Your objective
Show each line from the records below in which the word "Output" occurs.

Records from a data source

-=-=-

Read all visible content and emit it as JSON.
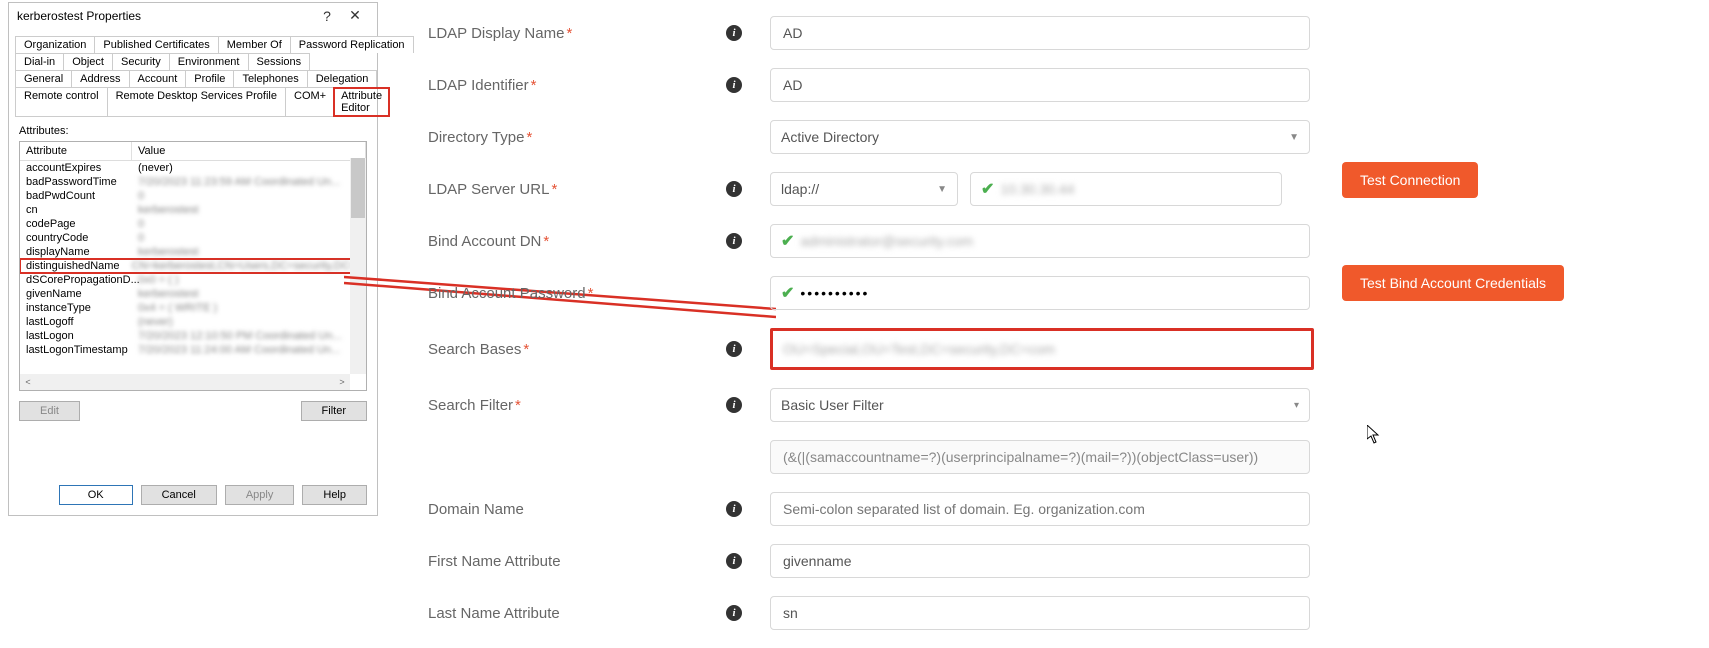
{
  "dialog": {
    "title": "kerberostest Properties",
    "help_icon": "?",
    "close_icon": "✕",
    "tab_rows": [
      [
        "Organization",
        "Published Certificates",
        "Member Of",
        "Password Replication"
      ],
      [
        "Dial-in",
        "Object",
        "Security",
        "Environment",
        "Sessions"
      ],
      [
        "General",
        "Address",
        "Account",
        "Profile",
        "Telephones",
        "Delegation"
      ],
      [
        "Remote control",
        "Remote Desktop Services Profile",
        "COM+",
        "Attribute Editor"
      ]
    ],
    "active_tab": "Attribute Editor",
    "attributes_label": "Attributes:",
    "col_attribute": "Attribute",
    "col_value": "Value",
    "attributes": [
      {
        "name": "accountExpires",
        "value": "(never)",
        "never": true
      },
      {
        "name": "badPasswordTime",
        "value": "7/20/2023 11:23:59 AM Coordinated Un..."
      },
      {
        "name": "badPwdCount",
        "value": "0"
      },
      {
        "name": "cn",
        "value": "kerberostest"
      },
      {
        "name": "codePage",
        "value": "0"
      },
      {
        "name": "countryCode",
        "value": "0"
      },
      {
        "name": "displayName",
        "value": "kerberostest"
      },
      {
        "name": "distinguishedName",
        "value": "CN=kerberostest,CN=Users,DC=security,DC=c",
        "highlight": true
      },
      {
        "name": "dSCorePropagationD...",
        "value": "0x0 = (  )"
      },
      {
        "name": "givenName",
        "value": "kerberostest"
      },
      {
        "name": "instanceType",
        "value": "0x4 = ( WRITE )"
      },
      {
        "name": "lastLogoff",
        "value": "(never)"
      },
      {
        "name": "lastLogon",
        "value": "7/20/2023 12:10:50 PM Coordinated Un..."
      },
      {
        "name": "lastLogonTimestamp",
        "value": "7/20/2023 11:24:00 AM Coordinated Un..."
      }
    ],
    "edit_btn": "Edit",
    "filter_btn": "Filter",
    "ok_btn": "OK",
    "cancel_btn": "Cancel",
    "apply_btn": "Apply",
    "help_btn": "Help"
  },
  "form": {
    "ldap_display_name": {
      "label": "LDAP Display Name",
      "value": "AD"
    },
    "ldap_identifier": {
      "label": "LDAP Identifier",
      "value": "AD"
    },
    "directory_type": {
      "label": "Directory Type",
      "value": "Active Directory"
    },
    "ldap_server_url": {
      "label": "LDAP Server URL",
      "scheme": "ldap://",
      "host": "10.30.30.44"
    },
    "bind_dn": {
      "label": "Bind Account DN",
      "value": "administrator@security.com"
    },
    "bind_pw": {
      "label": "Bind Account Password",
      "value": "••••••••••"
    },
    "search_bases": {
      "label": "Search Bases",
      "value": "OU=Special,OU=Test,DC=security,DC=com"
    },
    "search_filter": {
      "label": "Search Filter",
      "value": "Basic User Filter",
      "expr": "(&(|(samaccountname=?)(userprincipalname=?)(mail=?))(objectClass=user))"
    },
    "domain_name": {
      "label": "Domain Name",
      "placeholder": "Semi-colon separated list of domain. Eg. organization.com"
    },
    "first_name_attr": {
      "label": "First Name Attribute",
      "value": "givenname"
    },
    "last_name_attr": {
      "label": "Last Name Attribute",
      "value": "sn"
    },
    "test_connection_btn": "Test Connection",
    "test_bind_btn": "Test Bind Account Credentials"
  }
}
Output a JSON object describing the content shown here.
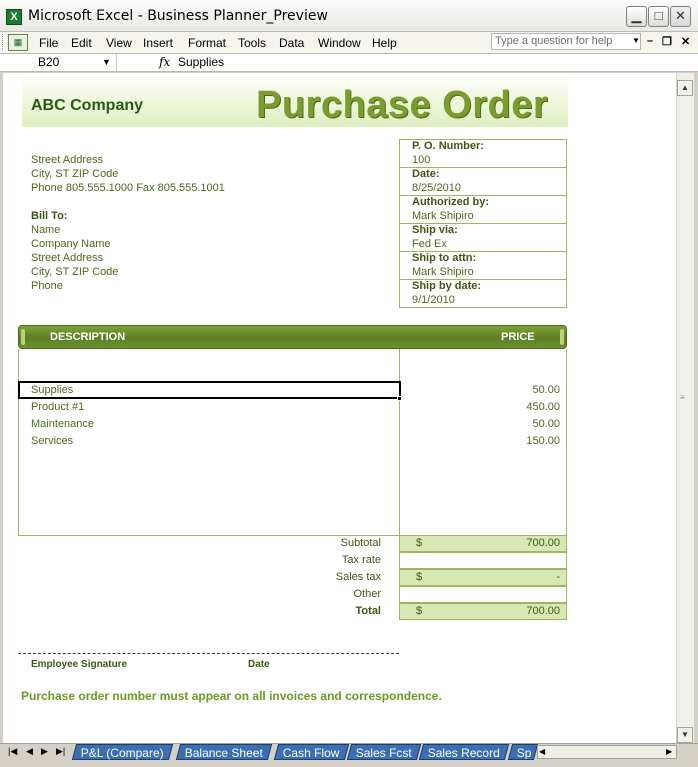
{
  "window": {
    "title": "Microsoft Excel - Business Planner_Preview",
    "app_icon": "excel-icon",
    "buttons": [
      "minimize",
      "maximize",
      "close"
    ]
  },
  "menu": {
    "items": [
      "File",
      "Edit",
      "View",
      "Insert",
      "Format",
      "Tools",
      "Data",
      "Window",
      "Help"
    ],
    "ask_placeholder": "Type a question for help"
  },
  "formula_bar": {
    "cell_ref": "B20",
    "fx": "fx",
    "content": "Supplies"
  },
  "doc": {
    "company": "ABC Company",
    "title": "Purchase Order",
    "address": [
      "Street Address",
      "City, ST  ZIP Code",
      "Phone 805.555.1000    Fax 805.555.1001"
    ],
    "bill_to_label": "Bill To:",
    "bill_to": [
      "Name",
      "Company Name",
      "Street Address",
      "City, ST  ZIP Code",
      "Phone"
    ],
    "po_fields": [
      {
        "label": "P. O. Number:",
        "value": "100"
      },
      {
        "label": "Date:",
        "value": "8/25/2010"
      },
      {
        "label": "Authorized by:",
        "value": "Mark Shipiro"
      },
      {
        "label": "Ship via:",
        "value": "Fed Ex"
      },
      {
        "label": "Ship to attn:",
        "value": "Mark Shipiro"
      },
      {
        "label": "Ship by date:",
        "value": "9/1/2010"
      }
    ],
    "table": {
      "header_description": "DESCRIPTION",
      "header_price": "PRICE",
      "rows": [
        {
          "description": "Supplies",
          "price": "50.00"
        },
        {
          "description": "Product #1",
          "price": "450.00"
        },
        {
          "description": "Maintenance",
          "price": "50.00"
        },
        {
          "description": "Services",
          "price": "150.00"
        }
      ]
    },
    "totals": [
      {
        "label": "Subtotal",
        "dollar": "$",
        "value": "700.00"
      },
      {
        "label": "Tax rate",
        "dollar": "",
        "value": ""
      },
      {
        "label": "Sales tax",
        "dollar": "$",
        "value": "-"
      },
      {
        "label": "Other",
        "dollar": "",
        "value": ""
      },
      {
        "label": "Total",
        "dollar": "$",
        "value": "700.00"
      }
    ],
    "signature_label": "Employee Signature",
    "date_label": "Date",
    "notice": "Purchase order number must appear on all invoices and correspondence."
  },
  "sheet_tabs": [
    "P&L (Compare)",
    "Balance Sheet",
    "Cash Flow",
    "Sales Fcst",
    "Sales Record",
    "Sp"
  ],
  "colors": {
    "accent_green": "#6a9b24",
    "header_green": "#5c7e22",
    "fill_green": "#d7e8b4",
    "tab_blue": "#3c6eb4"
  }
}
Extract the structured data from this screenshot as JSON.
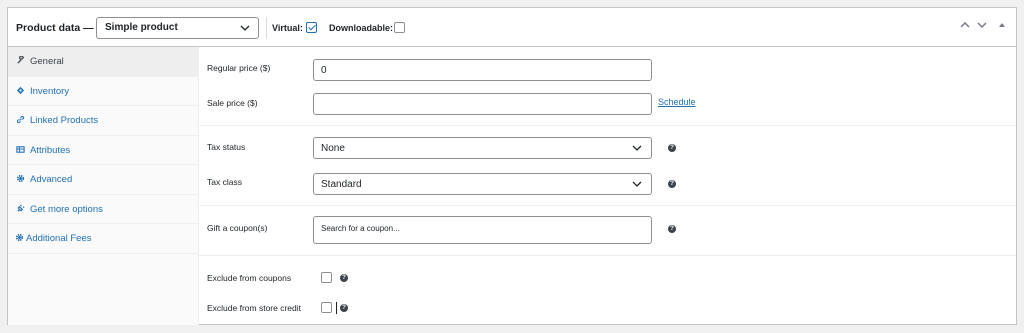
{
  "header": {
    "title": "Product data —",
    "product_type": "Simple product",
    "virtual_label": "Virtual:",
    "virtual_checked": true,
    "downloadable_label": "Downloadable:",
    "downloadable_checked": false
  },
  "tabs": [
    {
      "label": "General",
      "icon": "wrench-icon",
      "active": true
    },
    {
      "label": "Inventory",
      "icon": "tag-icon",
      "active": false
    },
    {
      "label": "Linked Products",
      "icon": "link-icon",
      "active": false
    },
    {
      "label": "Attributes",
      "icon": "table-icon",
      "active": false
    },
    {
      "label": "Advanced",
      "icon": "gear-icon",
      "active": false
    },
    {
      "label": "Get more options",
      "icon": "plugin-icon",
      "active": false
    },
    {
      "label": "Additional Fees",
      "icon": "gear-icon",
      "active": false
    }
  ],
  "general": {
    "regular_price_label": "Regular price ($)",
    "regular_price_value": "0",
    "sale_price_label": "Sale price ($)",
    "sale_price_value": "",
    "schedule_link": "Schedule",
    "tax_status_label": "Tax status",
    "tax_status_value": "None",
    "tax_class_label": "Tax class",
    "tax_class_value": "Standard",
    "gift_coupon_label": "Gift a coupon(s)",
    "gift_coupon_placeholder": "Search for a coupon...",
    "exclude_coupons_label": "Exclude from coupons",
    "exclude_credit_label": "Exclude from store credit"
  },
  "colors": {
    "accent": "#2271b1",
    "border": "#c3c4c7",
    "background": "#f0f0f1"
  }
}
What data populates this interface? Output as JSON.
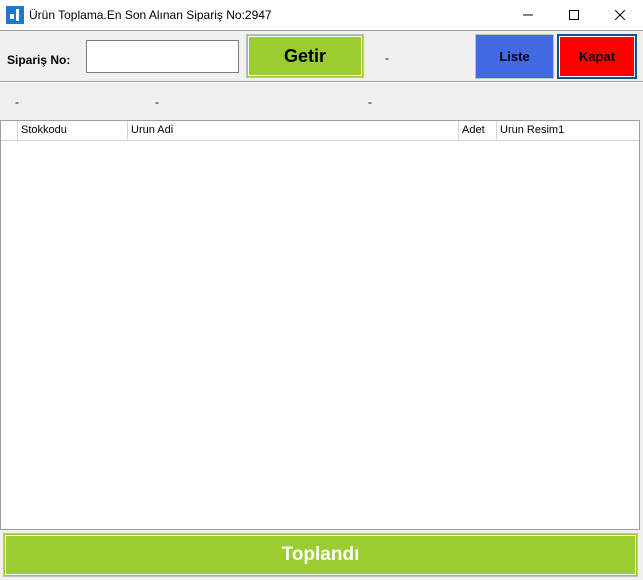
{
  "window": {
    "title": "Ürün Toplama.En Son Alınan Sipariş No:2947",
    "icon": "app-logo-icon",
    "controls": [
      "minimize-icon",
      "maximize-icon",
      "close-icon"
    ]
  },
  "toolbar": {
    "order_label": "Sipariş No:",
    "order_input_value": "",
    "fetch_label": "Getir",
    "status_text": "-",
    "list_label": "Liste",
    "close_label": "Kapat"
  },
  "info": {
    "field1": "-",
    "field2": "-",
    "field3": "-"
  },
  "grid": {
    "columns": [
      "Stokkodu",
      "Urun Adi",
      "Adet",
      "Urun Resim1"
    ],
    "rows": []
  },
  "footer": {
    "collected_label": "Toplandı"
  },
  "colors": {
    "green": "#9acd32",
    "blue": "#4169e1",
    "red": "#ff0000",
    "panel": "#f0f0f0"
  }
}
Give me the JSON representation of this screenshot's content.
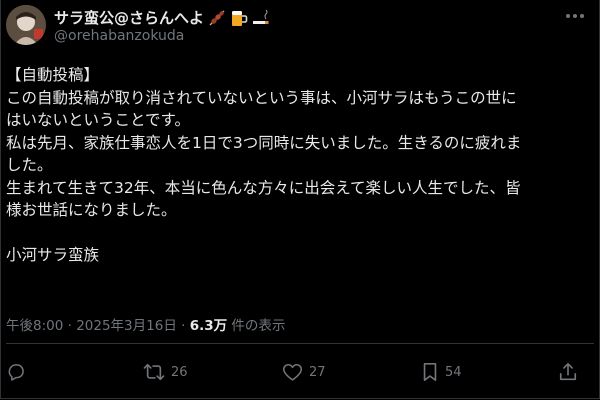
{
  "author": {
    "display_name": "サラ蛮公@さらんへよ",
    "handle": "@orehabanzokuda",
    "name_emojis": [
      "meat-skewer-icon",
      "beer-mug-icon",
      "cigarette-icon"
    ]
  },
  "post": {
    "lines": [
      "【自動投稿】",
      "この自動投稿が取り消されていないという事は、小河サラはもうこの世に",
      "はいないということです。",
      "私は先月、家族仕事恋人を1日で3つ同時に失いました。生きるのに疲れま",
      "した。",
      "生まれて生きて32年、本当に色んな方々に出会えて楽しい人生でした、皆",
      "様お世話になりました。",
      "",
      "小河サラ蛮族"
    ]
  },
  "meta": {
    "time": "午後8:00",
    "separator": " · ",
    "date": "2025年3月16日",
    "views_count": "6.3万",
    "views_label": " 件の表示"
  },
  "actions": {
    "reply_icon": "reply-icon",
    "retweet_icon": "retweet-icon",
    "retweet_count": "26",
    "like_icon": "heart-icon",
    "like_count": "27",
    "bookmark_icon": "bookmark-icon",
    "bookmark_count": "54",
    "share_icon": "share-icon"
  },
  "colors": {
    "background": "#000000",
    "text": "#e7e9ea",
    "muted": "#71767b",
    "divider": "#2f3336"
  }
}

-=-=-

Your solution
Output a JSON object describing the content shown here.
What data populates this interface? Output as JSON.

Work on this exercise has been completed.